PROBLEM DESCRIPTION => Please go line by line through the material and copy each one containing the word "title".

○ ○ ○

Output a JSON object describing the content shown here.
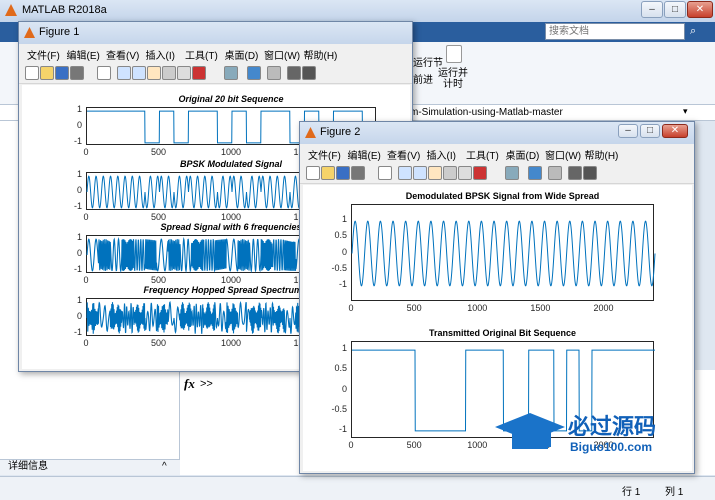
{
  "main": {
    "title": "MATLAB R2018a",
    "search_placeholder": "搜索文档",
    "ribbon_item1": "运行节",
    "ribbon_item2": "前进",
    "ribbon_run_time": "运行并\n计时",
    "path": "m-Simulation-using-Matlab-master",
    "details_label": "详细信息",
    "cmd_prompt": ">>",
    "status_row": "行 1",
    "status_col": "列 1"
  },
  "figure1": {
    "title": "Figure 1",
    "menus": [
      "文件(F)",
      "编辑(E)",
      "查看(V)",
      "插入(I)",
      "工具(T)",
      "桌面(D)",
      "窗口(W)",
      "帮助(H)"
    ],
    "plots": [
      {
        "title": "Original 20 bit Sequence",
        "yticks": [
          "1",
          "0",
          "-1"
        ],
        "xticks": [
          "0",
          "500",
          "1000",
          "1500"
        ]
      },
      {
        "title": "BPSK Modulated Signal",
        "yticks": [
          "1",
          "0",
          "-1"
        ],
        "xticks": [
          "0",
          "500",
          "1000",
          "1500"
        ]
      },
      {
        "title": "Spread Signal with 6 frequencies",
        "yticks": [
          "1",
          "0",
          "-1"
        ],
        "xticks": [
          "0",
          "500",
          "1000",
          "1500"
        ]
      },
      {
        "title": "Frequency Hopped Spread Spectrum Sig",
        "yticks": [
          "1",
          "0",
          "-1"
        ],
        "xticks": [
          "0",
          "500",
          "1000",
          "1500"
        ]
      }
    ]
  },
  "figure2": {
    "title": "Figure 2",
    "menus": [
      "文件(F)",
      "编辑(E)",
      "查看(V)",
      "插入(I)",
      "工具(T)",
      "桌面(D)",
      "窗口(W)",
      "帮助(H)"
    ],
    "plots": [
      {
        "title": "Demodulated BPSK Signal from Wide Spread",
        "yticks": [
          "1",
          "0.5",
          "0",
          "-0.5",
          "-1"
        ],
        "xticks": [
          "0",
          "500",
          "1000",
          "1500",
          "2000"
        ]
      },
      {
        "title": "Transmitted Original Bit Sequence",
        "yticks": [
          "1",
          "0.5",
          "0",
          "-0.5",
          "-1"
        ],
        "xticks": [
          "0",
          "500",
          "1000",
          "1500",
          "2000"
        ]
      }
    ]
  },
  "watermark": {
    "brand": "必过源码",
    "url": "Biguo100.com"
  },
  "colors": {
    "line": "#0072bd",
    "accent": "#2a5e9e"
  }
}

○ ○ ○

EXERCISE SOLUTION =>
    "title": "MATLAB R2018a",
    "title": "Figure 1",
        "title": "Original 20 bit Sequence",
        "title": "BPSK Modulated Signal",
        "title": "Spread Signal with 6 frequencies",
        "title": "Frequency Hopped Spread Spectrum Sig",
    "title": "Figure 2",
        "title": "Demodulated BPSK Signal from Wide Spread",
        "title": "Transmitted Original Bit Sequence",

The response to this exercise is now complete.